On the way out, I went to Starbucks for my now-habitual coffee, another post-visit treat. I waited on line next to a fellow masked-and-gloved- person. (By the way, if you’re from New York, you wait ON line; everyone else waits IN line.) I bought a bag of decaf to take home, plus a tall coffee to go. The young masked man asked me what variety. I told him it was espresso.

“I don’t drink Starbucks at home,” he said. “I only get it when I’m out.”

He explained that he used to live in Alaska, where he drank a local brand from the K Bay CafĂ© in Homer, Ala. He’s so loyal to the brand, and he likes it so much, that he now orders it by mail.

We left the line and chatted for a few minutes. He is 45 days out of transplant for AML, and he is also being treated by Dr. Alyea. He asked me how far out I am. I’m trying to come up with a quick answer. (“How far out from which transplant?” I want to ask.) Also, I didn't want to even mention the r-word (relapse) in front of this young man who just finished treatment.

So, I said, “I had an auto five years ago and it didn’t stick, so now I’m about 100 days out of my allo.” No need to give him TMI about the graft failure with my first allo and explain that this is my second allo and third transplant overall.

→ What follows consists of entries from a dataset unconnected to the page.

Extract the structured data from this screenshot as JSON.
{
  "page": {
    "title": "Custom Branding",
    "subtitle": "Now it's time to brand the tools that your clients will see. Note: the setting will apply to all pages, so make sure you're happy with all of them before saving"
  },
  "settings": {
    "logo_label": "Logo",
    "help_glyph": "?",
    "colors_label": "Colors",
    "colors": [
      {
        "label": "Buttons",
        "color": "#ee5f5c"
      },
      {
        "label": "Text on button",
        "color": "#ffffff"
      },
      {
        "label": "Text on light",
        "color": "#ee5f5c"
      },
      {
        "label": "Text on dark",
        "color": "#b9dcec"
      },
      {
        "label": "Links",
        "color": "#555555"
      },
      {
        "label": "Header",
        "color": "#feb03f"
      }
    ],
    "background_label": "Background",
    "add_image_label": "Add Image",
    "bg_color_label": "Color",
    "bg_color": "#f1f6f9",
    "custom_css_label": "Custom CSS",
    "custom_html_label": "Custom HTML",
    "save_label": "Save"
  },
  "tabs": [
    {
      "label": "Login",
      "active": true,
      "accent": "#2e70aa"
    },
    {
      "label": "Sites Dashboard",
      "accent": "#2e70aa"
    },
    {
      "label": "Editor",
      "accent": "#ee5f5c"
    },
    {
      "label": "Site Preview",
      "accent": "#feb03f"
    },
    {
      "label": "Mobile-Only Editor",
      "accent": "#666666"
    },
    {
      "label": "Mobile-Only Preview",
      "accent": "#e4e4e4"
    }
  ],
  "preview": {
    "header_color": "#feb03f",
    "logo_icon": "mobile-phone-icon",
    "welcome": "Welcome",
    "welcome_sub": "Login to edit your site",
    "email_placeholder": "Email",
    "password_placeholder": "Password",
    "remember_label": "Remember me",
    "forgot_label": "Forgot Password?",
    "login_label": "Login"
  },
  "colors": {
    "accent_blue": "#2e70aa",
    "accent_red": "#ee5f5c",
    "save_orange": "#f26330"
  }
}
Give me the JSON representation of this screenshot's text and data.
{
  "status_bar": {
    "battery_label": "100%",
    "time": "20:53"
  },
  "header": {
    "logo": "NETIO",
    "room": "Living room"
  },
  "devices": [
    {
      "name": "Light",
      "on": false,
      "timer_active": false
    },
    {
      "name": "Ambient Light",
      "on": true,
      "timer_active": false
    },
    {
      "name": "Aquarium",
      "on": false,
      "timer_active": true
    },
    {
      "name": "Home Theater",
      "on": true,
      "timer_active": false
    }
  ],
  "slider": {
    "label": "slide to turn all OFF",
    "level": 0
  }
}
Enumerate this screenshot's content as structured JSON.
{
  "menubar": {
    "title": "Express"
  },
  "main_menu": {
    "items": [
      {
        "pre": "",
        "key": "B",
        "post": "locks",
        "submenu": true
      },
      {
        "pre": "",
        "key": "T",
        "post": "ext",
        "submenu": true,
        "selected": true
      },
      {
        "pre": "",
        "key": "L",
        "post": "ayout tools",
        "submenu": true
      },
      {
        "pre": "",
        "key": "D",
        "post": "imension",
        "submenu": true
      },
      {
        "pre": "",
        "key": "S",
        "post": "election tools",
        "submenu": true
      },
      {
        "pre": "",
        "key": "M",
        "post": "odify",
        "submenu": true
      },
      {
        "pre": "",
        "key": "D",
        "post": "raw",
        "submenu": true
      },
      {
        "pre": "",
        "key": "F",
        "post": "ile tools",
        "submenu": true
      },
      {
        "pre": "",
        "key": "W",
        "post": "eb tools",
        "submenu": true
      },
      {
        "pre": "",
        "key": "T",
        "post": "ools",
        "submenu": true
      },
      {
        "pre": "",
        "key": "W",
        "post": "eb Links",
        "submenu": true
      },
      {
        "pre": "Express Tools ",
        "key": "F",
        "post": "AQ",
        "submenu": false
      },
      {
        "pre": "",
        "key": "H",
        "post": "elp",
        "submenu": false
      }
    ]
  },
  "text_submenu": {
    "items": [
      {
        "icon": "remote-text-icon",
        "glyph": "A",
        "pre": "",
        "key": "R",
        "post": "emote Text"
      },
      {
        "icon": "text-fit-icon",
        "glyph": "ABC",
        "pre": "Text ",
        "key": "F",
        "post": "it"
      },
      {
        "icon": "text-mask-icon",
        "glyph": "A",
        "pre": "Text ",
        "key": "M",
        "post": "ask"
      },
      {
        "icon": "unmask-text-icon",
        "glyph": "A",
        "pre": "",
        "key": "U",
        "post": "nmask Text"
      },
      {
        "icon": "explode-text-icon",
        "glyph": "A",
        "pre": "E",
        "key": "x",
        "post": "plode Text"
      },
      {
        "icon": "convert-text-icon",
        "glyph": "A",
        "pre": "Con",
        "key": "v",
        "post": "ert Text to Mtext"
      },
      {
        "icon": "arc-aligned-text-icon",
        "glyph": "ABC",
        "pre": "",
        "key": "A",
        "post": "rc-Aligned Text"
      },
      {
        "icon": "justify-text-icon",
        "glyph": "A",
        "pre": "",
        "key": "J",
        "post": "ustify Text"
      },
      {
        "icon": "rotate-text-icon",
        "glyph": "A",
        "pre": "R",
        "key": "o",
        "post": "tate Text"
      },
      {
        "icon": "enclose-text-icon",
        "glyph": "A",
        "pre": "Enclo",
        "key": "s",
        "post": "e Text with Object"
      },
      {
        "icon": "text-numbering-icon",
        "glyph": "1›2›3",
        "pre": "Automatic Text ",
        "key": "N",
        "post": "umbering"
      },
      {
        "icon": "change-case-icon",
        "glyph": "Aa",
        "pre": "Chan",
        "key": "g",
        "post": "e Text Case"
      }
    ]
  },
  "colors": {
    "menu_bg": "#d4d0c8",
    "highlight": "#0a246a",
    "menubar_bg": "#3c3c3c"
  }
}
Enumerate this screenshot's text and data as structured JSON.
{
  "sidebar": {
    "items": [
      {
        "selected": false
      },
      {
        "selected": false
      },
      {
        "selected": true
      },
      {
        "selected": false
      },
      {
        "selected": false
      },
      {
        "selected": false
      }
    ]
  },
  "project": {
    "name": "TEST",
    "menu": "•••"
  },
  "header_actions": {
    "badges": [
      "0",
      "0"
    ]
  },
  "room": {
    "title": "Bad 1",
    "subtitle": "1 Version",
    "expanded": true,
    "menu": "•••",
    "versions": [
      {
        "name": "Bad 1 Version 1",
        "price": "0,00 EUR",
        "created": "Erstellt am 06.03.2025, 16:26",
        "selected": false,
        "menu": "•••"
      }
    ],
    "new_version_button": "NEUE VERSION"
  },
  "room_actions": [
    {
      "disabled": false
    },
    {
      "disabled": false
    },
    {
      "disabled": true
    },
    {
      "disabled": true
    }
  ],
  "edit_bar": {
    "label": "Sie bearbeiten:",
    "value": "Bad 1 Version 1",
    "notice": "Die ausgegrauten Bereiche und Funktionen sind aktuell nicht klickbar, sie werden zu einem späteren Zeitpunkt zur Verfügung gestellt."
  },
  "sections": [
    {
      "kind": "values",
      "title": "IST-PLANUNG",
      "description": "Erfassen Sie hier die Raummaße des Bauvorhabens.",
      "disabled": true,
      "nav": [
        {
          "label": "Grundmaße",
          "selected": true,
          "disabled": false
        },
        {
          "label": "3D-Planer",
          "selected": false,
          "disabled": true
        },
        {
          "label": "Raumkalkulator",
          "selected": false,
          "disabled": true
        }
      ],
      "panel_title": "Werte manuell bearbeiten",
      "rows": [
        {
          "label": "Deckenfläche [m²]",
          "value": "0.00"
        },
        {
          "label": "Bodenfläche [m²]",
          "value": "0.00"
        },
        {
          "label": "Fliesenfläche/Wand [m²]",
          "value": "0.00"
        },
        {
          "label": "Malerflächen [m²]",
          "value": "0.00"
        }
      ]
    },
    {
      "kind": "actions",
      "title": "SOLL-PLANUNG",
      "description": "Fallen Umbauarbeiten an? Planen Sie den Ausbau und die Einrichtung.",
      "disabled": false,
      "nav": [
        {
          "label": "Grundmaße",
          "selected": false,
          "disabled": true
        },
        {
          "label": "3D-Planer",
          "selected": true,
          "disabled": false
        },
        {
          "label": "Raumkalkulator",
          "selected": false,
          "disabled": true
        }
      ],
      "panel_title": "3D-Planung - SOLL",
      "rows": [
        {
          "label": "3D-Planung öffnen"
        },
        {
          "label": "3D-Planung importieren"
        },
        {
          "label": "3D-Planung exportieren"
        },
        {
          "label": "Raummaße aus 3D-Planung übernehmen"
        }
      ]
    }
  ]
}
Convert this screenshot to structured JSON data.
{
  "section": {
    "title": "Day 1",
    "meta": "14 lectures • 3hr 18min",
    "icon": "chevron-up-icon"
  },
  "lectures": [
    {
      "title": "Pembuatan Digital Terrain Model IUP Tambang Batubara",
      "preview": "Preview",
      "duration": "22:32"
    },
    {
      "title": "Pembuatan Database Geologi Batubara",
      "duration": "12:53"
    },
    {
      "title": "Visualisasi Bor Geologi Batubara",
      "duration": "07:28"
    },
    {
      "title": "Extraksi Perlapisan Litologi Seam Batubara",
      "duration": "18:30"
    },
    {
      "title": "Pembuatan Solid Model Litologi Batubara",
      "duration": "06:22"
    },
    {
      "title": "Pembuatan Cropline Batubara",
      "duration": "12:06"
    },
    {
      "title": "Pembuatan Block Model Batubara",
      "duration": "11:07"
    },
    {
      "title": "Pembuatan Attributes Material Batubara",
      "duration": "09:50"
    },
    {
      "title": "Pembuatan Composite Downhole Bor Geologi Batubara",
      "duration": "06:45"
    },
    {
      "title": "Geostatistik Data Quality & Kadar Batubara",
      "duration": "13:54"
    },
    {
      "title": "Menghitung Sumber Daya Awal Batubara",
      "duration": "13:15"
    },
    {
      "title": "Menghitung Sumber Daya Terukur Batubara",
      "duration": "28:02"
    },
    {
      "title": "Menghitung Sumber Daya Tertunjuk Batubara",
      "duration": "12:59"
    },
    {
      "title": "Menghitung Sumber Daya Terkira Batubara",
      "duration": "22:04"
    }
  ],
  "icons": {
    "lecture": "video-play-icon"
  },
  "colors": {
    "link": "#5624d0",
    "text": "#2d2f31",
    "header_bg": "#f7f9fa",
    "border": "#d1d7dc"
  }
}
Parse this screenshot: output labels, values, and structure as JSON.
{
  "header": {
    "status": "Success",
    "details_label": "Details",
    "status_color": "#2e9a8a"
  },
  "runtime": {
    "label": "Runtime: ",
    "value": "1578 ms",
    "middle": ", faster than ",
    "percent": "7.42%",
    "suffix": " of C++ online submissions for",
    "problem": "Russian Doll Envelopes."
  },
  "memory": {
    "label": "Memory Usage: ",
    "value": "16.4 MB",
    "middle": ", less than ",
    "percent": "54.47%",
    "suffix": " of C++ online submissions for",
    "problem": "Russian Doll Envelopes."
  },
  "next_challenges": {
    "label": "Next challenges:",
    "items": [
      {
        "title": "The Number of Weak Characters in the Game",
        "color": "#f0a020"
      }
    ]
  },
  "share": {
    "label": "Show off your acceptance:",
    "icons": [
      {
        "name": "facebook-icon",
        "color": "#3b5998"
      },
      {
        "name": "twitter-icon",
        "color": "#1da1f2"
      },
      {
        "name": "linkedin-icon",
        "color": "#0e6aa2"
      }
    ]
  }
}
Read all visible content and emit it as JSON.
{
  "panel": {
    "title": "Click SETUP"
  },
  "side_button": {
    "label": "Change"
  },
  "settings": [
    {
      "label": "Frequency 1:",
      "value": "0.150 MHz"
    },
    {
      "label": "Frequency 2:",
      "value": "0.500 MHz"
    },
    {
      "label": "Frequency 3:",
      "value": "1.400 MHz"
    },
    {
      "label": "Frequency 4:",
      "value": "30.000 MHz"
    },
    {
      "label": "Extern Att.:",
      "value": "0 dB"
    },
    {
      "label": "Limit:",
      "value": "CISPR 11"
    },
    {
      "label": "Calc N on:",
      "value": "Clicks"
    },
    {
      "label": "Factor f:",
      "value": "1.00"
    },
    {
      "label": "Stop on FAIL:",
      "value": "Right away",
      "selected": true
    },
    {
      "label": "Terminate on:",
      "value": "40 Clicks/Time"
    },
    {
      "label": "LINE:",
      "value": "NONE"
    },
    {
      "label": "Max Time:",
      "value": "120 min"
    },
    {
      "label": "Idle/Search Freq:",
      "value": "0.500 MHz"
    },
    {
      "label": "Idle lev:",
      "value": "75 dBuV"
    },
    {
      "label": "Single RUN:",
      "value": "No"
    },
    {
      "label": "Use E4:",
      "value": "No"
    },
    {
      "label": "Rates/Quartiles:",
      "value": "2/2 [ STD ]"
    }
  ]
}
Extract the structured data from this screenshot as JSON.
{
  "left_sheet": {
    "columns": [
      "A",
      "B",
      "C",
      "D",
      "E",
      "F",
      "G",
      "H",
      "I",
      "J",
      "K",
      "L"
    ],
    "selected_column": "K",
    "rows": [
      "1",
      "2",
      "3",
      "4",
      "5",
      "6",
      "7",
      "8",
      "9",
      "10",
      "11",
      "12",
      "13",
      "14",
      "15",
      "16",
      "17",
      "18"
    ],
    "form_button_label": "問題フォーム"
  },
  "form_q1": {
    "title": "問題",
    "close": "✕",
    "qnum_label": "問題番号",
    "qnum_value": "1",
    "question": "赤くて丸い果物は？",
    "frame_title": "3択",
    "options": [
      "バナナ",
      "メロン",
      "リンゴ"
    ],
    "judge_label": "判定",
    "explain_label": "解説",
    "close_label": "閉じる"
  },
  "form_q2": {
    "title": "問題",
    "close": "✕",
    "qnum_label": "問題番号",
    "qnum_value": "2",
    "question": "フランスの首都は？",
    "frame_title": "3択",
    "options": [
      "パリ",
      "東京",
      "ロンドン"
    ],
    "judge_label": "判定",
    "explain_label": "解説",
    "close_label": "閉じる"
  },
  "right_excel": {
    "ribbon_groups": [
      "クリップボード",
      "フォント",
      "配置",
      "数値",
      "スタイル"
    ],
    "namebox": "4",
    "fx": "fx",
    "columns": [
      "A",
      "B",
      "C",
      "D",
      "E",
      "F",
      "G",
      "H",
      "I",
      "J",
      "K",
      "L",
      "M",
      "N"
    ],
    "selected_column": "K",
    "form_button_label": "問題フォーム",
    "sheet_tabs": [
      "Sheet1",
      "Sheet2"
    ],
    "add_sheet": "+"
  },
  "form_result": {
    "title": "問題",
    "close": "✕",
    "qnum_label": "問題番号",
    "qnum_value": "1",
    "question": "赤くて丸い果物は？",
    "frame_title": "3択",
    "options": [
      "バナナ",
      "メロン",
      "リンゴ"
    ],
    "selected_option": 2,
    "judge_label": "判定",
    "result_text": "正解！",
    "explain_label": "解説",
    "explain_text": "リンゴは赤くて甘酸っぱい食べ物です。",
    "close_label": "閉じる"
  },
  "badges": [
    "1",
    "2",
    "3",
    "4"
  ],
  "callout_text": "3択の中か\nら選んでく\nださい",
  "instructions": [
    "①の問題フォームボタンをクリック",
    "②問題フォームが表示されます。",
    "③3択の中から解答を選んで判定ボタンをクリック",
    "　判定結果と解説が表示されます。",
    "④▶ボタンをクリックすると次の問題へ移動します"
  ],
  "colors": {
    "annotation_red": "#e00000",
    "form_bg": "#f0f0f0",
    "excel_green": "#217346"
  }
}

We chatted for a few more minutes about our habit of carefully watching the servers to see if they’ve touched the lid too much, and then wondering if it’s OK to ask for another lid if we’re not happy. Then we wished each other luck and headed back to pick up our cars.

It was nice to be talking to the doctor about tennis swings and to the fellow patient about coffee brands. Just normal things. Nothing life-altering.


PJ said...

Good to see you're taking things in stride. Now, as for the on line/in line thing, I'm firmly in the on line camp, and my reasons are grammatical. A line is something that exists, and when you add yourself to it, you get on the end of it. If you get in the line, you're putting yourself anywhere along said line, and if you try this in NYC, you will be hurt.

Susan C said...

I loved the final words of advice fro m your doctor. So, who ya' gonna' listen to - your doctor or your tennis coach?

And I loved the chance encounter with the DF transplant patient.

Anonymous said...

The first place I heard "on line" was from the Woody Allen movie Annie Hall; definitely a Manhattan movie made by a Manhattan guy. I tried saying it for a while, but "in line" is more natural for me. I love George! He is such a good coach and you're right - No Mercy! I think that's a good thing because it makes us get better. Keep looping!

Anonymous said...

Darn that cmv! Sounds like you're feeling good though! Maybe you can figure out a ritual with the test results that aren't quite as high as before. Stickers all over them perhaps? Burn the thing? Make a paper airplane and fly it out the window? Anything but shoving it the bottom of a bag for you to brood about. But then again, it sounds like you've mentally done those things to it already. You're stronger than you let on dear, your optimism and humor shines through everything. Love that the interactions in Boston are getting more interesting, let 's hear it for graduating to coffee shops, yay!